It was a pleasant task and once there it was fun to meet up with the other farmers, shepherds and their wives for it was like clipping, a social occasion. Then there was the excitement of the sale itself and seeing a satisfactory price reached. Afterward, perhaps we would receive an invitation for a drink in the pub from Mr John if he had come to the sale or from one of the farmers who had sold well, and after a bite to eat, we walked back to Marshaw. These trips to market made a very welcome break from the usual routine.
The Sheep Cycle Starts Anew & Winter
In October, the rams each with a bell around its neck and its underside coloured were loosed upon the ewes We used the colour to indicate those ewes that had been bred, and with this the wool and breeding cycle began again.

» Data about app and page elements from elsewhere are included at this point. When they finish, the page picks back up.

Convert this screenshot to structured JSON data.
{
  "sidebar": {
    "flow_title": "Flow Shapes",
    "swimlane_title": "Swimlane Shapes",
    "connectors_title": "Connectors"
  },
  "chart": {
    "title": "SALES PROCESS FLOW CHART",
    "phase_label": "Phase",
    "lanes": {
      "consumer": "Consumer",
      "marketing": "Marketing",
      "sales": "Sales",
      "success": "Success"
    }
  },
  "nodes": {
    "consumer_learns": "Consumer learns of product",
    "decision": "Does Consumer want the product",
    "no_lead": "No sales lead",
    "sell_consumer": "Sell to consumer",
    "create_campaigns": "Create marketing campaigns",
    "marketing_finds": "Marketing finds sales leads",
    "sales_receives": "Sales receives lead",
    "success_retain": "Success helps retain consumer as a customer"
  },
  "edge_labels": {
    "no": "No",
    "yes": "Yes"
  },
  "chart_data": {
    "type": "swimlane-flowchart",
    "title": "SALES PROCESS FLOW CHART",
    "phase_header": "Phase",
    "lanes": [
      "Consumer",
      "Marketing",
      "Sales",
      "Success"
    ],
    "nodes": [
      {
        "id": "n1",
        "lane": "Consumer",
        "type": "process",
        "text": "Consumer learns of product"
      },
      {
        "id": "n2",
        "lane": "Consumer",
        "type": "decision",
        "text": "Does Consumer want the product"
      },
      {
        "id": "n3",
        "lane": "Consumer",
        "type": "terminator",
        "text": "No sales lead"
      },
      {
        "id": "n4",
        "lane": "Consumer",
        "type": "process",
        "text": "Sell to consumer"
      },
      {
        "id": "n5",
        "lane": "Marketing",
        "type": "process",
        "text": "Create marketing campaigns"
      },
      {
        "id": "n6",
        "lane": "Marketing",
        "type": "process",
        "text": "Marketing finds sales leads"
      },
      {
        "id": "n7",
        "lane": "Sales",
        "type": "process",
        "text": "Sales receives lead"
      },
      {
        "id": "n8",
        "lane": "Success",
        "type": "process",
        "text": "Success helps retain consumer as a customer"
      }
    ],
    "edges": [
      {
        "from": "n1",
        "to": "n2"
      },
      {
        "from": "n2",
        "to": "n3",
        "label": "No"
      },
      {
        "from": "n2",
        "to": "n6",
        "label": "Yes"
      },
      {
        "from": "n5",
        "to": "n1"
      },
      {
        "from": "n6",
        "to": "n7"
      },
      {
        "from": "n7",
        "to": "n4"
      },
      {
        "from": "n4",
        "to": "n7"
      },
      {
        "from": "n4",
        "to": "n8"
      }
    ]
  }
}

In winter, we often had to go out after snow to see how the sheep were for it was not at all unusual to find some buried under it. Sheep are not very intelligent animals, and they seemed to have little idea of how to cope with snow just sitting down and letting it accumulate over them.
So they needed rescuing. Veronica and I would go out with the tractor and a trailer and look for them. We found them by the small holes in the snow that the sheep’s hot breath rising through it had made. We then had to dig them out with some care, load them half frozen on to the trailer and bring them back to a barn where we gave them some nuts and other delights to enable them to get over it. They rarely seemed to come to much harm from these entombments. Neither did we on these excursions into the deep snow and wild country. And we did appreciate coming back to the warm kitchen at Marshaw where Mrs Drinkall would soon have a hot drink ready for us.
Sheep, as can be seen from this account or our year require a lot of attention. With over 1,500 ewes, not counting all the lambs it was a continuing task. The head shepherd Tommy Leedham was very experienced and knowledgeable, and I learnt a great deal from him.